ImpactAlpha, Dec. 7 – The “creative economy” of fashion, food, film, video games and other art and culture industries has emerged as a powerful driver of quality jobs, social and economic inclusion, and vibrant communities.
Now it’s also an impact investment thesis.
The New York-based nonprofit Upstart Co-Lab has stood up the Inclusive Creative Economy Strategy as a pooled investment vehicle. The fund will back fund managers and entrepreneurs of color in creative enterprises that build livelihoods and inclusive communities.
“We believe that the creative economy can be the door to welcome artists, art lovers and cultural institutions into a bigger conversation about impact investing,” says Laura Callanan, the former top official of the National Endowment for the Arts who launched Upstart in 2016.
Upstart’s strategy is structured as a “multi-donor fund,” managed by ImpactAssets, that allows donors to pool and invest their philanthropic assets in a specific area.
Denver-based Bonfils-Stanton Foundation, Atlanta-based Souls Grown Deep Foundation and artist turned impact investor Lorrie Meyercord have committed a total of $3.5 million to the new strategy. Callanan expects to close $20 million in commitments by spring of 2023, and aims to ultimately mobilize $100 million for the strategy.
Stocking the pipeline
Only a few years ago the “creative economy” was an unrecognizable investment category to most impact investors, and investable deal flow was scattered. Creative entrepreneurs and enterprises, in turn, had few places to turn to for aligned capital.
That’s changed, in good part due to the work of Upstart, which has helped educate individual and institutional investors and connect them with deals across creative industries.
Even before the new vehicle, Upstart mobilized capital for investments in companies like innovation studio Newlab, immersive art experience Meow Wolf, and Mary Stuart Masterson’s Upriver Studios in the Hudson Valley. Fund investments have included LISC NYC Inclusive Creative Economy Fund, Colorado Enterprise Fund and Self-Help Credit Union.
Upstart qualified more than 300 opportunities in sustainable food, ethical fashion, impactful media and creative places into its investment pipeline and identified 40 that met the geographic, creative, impact and financial priorities of its members.
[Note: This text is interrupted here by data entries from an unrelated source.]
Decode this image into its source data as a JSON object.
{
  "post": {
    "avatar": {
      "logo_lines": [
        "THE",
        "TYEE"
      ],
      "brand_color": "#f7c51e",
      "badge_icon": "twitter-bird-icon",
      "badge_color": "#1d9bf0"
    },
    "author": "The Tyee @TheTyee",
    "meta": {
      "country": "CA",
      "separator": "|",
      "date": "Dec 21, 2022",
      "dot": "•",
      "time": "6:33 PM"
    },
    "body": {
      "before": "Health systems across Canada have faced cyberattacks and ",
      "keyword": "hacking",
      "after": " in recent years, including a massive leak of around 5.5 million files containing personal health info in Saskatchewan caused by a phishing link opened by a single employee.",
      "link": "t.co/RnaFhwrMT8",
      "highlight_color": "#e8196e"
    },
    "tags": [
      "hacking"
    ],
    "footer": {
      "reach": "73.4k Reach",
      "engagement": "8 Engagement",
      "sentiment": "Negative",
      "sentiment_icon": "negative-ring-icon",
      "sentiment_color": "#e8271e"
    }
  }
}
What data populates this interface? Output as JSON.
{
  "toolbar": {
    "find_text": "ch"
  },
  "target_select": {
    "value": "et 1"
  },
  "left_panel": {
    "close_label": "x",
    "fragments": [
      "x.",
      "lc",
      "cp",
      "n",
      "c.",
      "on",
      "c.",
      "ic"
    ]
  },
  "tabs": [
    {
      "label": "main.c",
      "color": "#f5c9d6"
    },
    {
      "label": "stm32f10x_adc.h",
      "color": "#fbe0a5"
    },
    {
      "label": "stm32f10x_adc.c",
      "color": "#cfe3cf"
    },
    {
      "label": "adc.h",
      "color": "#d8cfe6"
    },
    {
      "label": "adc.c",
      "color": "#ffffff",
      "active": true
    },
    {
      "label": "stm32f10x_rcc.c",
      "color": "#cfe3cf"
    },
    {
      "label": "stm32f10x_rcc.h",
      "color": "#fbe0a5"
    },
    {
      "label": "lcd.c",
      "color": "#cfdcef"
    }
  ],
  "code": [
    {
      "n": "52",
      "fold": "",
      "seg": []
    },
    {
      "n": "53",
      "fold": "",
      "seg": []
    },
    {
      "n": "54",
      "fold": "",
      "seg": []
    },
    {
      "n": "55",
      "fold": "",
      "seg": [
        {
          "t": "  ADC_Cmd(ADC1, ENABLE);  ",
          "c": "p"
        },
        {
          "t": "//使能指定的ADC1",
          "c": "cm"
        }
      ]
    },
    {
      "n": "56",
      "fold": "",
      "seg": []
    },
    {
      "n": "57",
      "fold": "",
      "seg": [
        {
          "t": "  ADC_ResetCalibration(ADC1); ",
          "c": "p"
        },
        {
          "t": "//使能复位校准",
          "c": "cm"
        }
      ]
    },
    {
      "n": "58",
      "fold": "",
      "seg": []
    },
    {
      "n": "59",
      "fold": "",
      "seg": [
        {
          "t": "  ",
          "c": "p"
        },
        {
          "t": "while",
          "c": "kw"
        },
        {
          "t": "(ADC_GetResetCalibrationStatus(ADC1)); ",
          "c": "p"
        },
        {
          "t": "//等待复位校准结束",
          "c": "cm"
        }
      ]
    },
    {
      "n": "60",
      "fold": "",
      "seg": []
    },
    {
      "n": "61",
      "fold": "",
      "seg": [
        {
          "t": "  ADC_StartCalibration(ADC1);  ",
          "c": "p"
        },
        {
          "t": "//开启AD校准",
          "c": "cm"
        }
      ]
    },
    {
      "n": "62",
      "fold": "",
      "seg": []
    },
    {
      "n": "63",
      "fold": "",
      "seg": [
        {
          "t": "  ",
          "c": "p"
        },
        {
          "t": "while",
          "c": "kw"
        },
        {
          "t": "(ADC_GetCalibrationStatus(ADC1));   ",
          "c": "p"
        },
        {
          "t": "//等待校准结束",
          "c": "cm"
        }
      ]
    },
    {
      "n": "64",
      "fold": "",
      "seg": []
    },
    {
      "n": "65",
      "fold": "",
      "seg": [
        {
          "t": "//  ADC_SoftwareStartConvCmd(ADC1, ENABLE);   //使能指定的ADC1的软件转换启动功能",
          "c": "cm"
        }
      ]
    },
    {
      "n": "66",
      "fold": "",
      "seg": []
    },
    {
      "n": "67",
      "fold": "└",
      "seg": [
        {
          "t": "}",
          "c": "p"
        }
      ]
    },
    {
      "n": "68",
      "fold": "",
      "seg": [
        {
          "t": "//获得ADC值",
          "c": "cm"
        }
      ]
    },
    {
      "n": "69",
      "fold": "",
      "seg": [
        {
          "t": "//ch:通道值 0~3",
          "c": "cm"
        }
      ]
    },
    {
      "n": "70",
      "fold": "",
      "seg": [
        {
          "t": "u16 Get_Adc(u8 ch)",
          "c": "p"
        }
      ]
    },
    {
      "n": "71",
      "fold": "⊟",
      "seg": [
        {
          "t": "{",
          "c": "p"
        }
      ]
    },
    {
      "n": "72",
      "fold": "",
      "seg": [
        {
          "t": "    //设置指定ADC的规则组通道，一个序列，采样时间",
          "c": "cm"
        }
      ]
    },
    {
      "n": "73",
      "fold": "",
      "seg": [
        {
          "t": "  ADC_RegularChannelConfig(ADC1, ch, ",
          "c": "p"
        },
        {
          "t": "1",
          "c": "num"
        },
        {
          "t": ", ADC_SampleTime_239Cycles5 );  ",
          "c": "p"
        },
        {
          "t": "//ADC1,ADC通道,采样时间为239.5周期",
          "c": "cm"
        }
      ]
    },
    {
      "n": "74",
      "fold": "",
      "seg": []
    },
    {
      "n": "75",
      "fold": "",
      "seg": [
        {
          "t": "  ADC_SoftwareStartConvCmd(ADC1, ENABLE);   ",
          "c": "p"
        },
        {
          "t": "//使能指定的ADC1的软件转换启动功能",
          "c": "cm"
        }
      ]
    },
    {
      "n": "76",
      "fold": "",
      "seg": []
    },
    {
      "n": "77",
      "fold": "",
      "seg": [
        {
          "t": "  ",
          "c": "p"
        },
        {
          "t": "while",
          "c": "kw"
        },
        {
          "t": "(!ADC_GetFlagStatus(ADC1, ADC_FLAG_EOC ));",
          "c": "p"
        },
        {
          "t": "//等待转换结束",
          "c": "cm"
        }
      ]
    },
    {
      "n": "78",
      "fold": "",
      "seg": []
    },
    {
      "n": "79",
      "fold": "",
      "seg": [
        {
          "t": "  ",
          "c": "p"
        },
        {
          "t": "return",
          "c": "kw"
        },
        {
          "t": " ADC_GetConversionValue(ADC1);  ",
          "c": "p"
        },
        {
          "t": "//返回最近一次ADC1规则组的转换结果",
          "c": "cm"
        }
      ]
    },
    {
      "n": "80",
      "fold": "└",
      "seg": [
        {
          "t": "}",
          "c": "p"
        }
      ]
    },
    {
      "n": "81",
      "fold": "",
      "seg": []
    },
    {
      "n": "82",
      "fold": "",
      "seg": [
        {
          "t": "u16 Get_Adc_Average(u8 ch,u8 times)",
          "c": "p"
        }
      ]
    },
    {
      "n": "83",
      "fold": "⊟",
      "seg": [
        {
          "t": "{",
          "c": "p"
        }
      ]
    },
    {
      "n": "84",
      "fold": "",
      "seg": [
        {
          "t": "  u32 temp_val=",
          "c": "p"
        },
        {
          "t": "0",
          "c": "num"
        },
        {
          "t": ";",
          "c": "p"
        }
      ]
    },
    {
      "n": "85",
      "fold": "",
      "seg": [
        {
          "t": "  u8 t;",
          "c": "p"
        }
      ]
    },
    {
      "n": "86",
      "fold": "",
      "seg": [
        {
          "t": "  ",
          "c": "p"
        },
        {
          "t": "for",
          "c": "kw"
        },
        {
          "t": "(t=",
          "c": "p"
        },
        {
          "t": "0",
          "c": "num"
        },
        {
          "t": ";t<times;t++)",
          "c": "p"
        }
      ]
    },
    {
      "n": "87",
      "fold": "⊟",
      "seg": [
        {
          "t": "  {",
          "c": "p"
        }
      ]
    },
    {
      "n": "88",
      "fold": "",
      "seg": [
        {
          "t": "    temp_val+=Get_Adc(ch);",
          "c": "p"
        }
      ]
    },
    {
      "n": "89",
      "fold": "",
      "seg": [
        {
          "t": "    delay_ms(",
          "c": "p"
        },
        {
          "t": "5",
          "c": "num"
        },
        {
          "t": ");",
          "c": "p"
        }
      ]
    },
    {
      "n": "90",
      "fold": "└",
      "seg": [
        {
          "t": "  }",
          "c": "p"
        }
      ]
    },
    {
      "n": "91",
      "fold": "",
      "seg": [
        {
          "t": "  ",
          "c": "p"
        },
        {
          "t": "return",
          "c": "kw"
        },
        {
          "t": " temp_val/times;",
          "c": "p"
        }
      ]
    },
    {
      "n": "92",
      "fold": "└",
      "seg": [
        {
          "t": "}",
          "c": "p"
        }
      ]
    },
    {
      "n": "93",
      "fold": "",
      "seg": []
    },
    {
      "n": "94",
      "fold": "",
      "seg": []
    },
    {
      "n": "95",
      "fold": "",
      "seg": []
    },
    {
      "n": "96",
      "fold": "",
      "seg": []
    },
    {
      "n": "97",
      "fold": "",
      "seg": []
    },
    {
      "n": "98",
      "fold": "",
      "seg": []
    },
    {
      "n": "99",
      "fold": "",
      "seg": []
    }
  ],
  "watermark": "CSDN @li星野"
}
Upstart’s investor members, which also include the Bonfils-Stanton Foundation, Creative Capital, Jessie Ball duPont Fund and artist Neil Hamamoto have deployed $13 million into 16 funds and companies since 2020.
Artist and entrepreneur Neil Hamamoto, founder of Worthless Studios in Brooklyn, came to work with Upstart as part of an exploration into impact investing. After selling his first venture to Go Fund Me, he founded Worthless to support sculpture artists.
Hamamoto invested in NewLab and Upriver Studios, in part to inform his own work in building creative enterprises that do right by the community. Upriver, for example, trains local workers for good film jobs, and is helding establish the Hudson Valley as a production hub outside of Hollywood.
With quirks like NFTs grabbing headlines, “when we look back at this era of art making, it’s actually going to be social practice that will be the defining medium of our time,” Hamamoto told ImpactAlpha, referring to the intersection of creativity and public good.
Upstart’s new vehicle meets the needs of institutions like Bonfils-Stanton Foundation. The small arts foundation in Denver has worked with Upstart in recent years to make a number of creative economy investments as part of a move to align its full endowment with its mission.
“Once we really dove into this, we found a pretty big opportunity set,” says the foundation’s Ann Hovland. Among its creative economy investments are a loan to the Colorado Enterprise Fund to lend to creative enterprises in Denver, a pooled refinancing of Denver’s Museum of Contemporary Art and equity investment into Equity Alliance, co-founded by media executive Dick Parsons, which backs emerging fund managers of color.
But a small staff and a need for diversification meant passing on many of Upstart’s deals. “As an institutional investor, what was much more appealing was the opportunity to diversify our investments across an array of creative opportunities,” added Bonfils-Stanton’s Gary Steuer. The foundation has anchored Upstart’s strategy with a $1 million commitment, which it expects will earn a “traditional private equity return.”
The multi-donor fund structure allows for foundation program-related investments and recoverable grants as well as investments from donor-advised funds and public charities.
Other multi-donor funds include SmartJob’s strategy to support innovations for people with disabilities, I Am Nation, which allows professional athletes to invest in their hometowns and Community Impact Investments, which supports diverse entrepreneurs with seed stage funding.
The quick setup time allows deployment to entrepreneurs and organizations within weeks, versus months with a typical investment fund. “That means entrepreneurs can spend more time innovating, and bring their ideas and products to market faster,” writes ImpactAssets’ Tim Freundlich.
Creative entrepreneurs are underestimated but resilient, Callanan says, and creative industries are “not yet mined to death.”
“We tried to share a lot of opportunities, some that we thought would push investors to think at the margins, and some that we knew were squarely in the sweet spot.”